Iran calls new United States sanctions bluff

However since assuming the presidency, he has tempered his position, suggesting that he is studying the accord with an eye for its details, and that he is yet to reach a final position on its contents.

The Trump administration, dominated by fiercely anti-Iran sentiment, balanced sanction waivers with new measures against Iranian defense officials and a Chinese business tied to Tehran's ballistic missile program.

Additionally, the Treasury Department said the sanctions waiver "does not diminish the United States's resolve to continue countering Iran's destabilizing activity in the region..."

"If they don't renew the waivers they will have a big mess on their hands", Timothy O'Toole, a sanctions attorney at a U.S. law firm told Financial Times.

The deal doesn't prohibit the US or other countries from imposing new sanctions on Iran for its missile program, terrorism or other reasons, although Tehran has threatened to pull out of the deal if the USA and other countries do so. While Rouhani will be able to point to the Trump administration's granting of continued sanctions relief as a victory of the nuclear deal that was achieved on his watch, such grandstanding may have lost the effect that it once had. President Hassan Rouhani, a moderate who helped orchestrate the 2015 nuclear deal, is seeking a second four-year term against cleric Ebrahim Raisi, who has the backing of Iranian hard-liners.

The new sanctions from the Treasury are much more specific in scope, targeting two senior Iranian defence officials and suppliers of missile equipment, in apparent retaliation for a recent missile test, and for Iran's support of President Bashar al-Assad in Syria.

Meanwhile, former US Secretary of State John Kerry and national security experts from the administration of former President Barack Obama have thrown their weight behind a newly formed organization called "Diplomacy Works", which aims to which aims defend the nuclear deal.

The United States passed up a chance to reimpose sanctions on Tehran's nuclear program Wednesday, deciding to stand by an global accord two days before Iran goes to the polls.

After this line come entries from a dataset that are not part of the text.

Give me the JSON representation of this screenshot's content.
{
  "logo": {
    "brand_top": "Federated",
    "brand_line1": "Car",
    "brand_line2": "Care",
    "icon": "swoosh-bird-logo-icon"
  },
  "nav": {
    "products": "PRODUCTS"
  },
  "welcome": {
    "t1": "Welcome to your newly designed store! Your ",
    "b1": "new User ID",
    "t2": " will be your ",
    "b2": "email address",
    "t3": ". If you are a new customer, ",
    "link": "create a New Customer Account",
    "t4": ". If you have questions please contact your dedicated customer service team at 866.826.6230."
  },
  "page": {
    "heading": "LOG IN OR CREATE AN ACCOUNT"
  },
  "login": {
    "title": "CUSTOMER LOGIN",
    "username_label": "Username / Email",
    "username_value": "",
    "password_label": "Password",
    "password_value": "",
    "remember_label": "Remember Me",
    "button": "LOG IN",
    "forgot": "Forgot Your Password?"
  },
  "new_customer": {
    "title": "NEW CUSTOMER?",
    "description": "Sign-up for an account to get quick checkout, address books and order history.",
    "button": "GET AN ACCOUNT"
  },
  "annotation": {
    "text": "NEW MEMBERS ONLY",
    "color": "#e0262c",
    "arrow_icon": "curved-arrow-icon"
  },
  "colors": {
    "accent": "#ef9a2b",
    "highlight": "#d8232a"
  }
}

The State Department also released a report on Iran's human rights violations that's required by Congress every six months. The administration is now reviewing the deal. He is seen by many as close to Mr Khamenei and has even been talked about as a possible successor to him.

All five remaining candidates in the race have said they would uphold the nuclear deal.

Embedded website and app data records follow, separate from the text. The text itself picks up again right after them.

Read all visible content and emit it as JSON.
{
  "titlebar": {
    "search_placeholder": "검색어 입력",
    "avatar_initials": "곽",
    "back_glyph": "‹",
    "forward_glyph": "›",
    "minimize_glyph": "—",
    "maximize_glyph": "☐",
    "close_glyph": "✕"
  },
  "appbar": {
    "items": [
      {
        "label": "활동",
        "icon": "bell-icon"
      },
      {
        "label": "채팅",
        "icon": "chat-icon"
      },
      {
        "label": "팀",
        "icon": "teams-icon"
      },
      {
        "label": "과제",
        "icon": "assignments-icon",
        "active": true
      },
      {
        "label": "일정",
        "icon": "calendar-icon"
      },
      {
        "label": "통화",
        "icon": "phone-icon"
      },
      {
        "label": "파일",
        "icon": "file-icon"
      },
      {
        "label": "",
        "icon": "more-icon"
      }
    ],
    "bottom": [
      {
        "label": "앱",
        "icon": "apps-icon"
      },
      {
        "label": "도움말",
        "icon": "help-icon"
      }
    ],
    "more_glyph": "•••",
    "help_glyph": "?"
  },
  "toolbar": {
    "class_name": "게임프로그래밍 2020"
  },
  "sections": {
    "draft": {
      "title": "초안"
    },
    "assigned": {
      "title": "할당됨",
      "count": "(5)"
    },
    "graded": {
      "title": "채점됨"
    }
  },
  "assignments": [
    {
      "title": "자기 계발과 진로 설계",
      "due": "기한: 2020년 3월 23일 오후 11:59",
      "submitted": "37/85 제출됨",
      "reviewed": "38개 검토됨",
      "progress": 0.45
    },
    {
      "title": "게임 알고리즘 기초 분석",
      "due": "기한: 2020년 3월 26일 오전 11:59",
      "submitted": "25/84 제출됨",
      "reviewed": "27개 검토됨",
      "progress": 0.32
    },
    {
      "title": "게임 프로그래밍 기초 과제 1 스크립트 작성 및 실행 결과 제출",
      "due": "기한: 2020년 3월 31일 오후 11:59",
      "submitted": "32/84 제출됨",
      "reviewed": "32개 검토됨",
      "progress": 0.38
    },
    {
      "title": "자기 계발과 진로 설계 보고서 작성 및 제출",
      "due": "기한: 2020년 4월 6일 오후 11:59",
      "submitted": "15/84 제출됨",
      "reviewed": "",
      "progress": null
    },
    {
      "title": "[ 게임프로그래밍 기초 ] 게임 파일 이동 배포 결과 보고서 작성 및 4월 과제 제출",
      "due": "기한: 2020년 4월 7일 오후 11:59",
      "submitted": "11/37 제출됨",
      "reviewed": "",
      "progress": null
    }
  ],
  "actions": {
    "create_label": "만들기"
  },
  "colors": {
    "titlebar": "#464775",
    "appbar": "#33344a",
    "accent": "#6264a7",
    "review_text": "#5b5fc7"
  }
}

Washington has maintained a raft of other sanctions related to human rights and the missile programme that continue to stifle Iran's efforts to rebuild its foreign trade. The Trump administration hit the ground running, re-imposing sanctions against Iran in its first weeks in office and also instating restrictions against those who are complicit with Tehran.

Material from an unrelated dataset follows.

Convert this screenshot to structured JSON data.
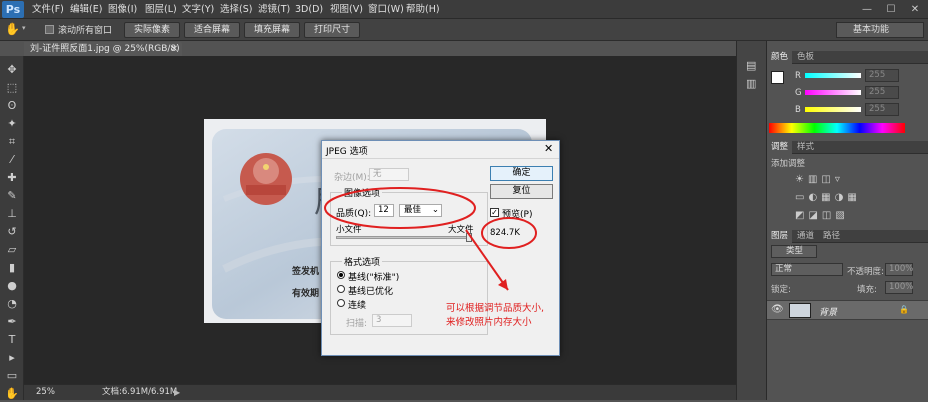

"The deal won't go anywhere next week", said Suzanne Maloney, an Iran analyst at the Brookings Institution.

Information for this article was contributed by Josh Lederman of The Associated Press and by Carol Morello of The Washington Post.

  • Leroy Wright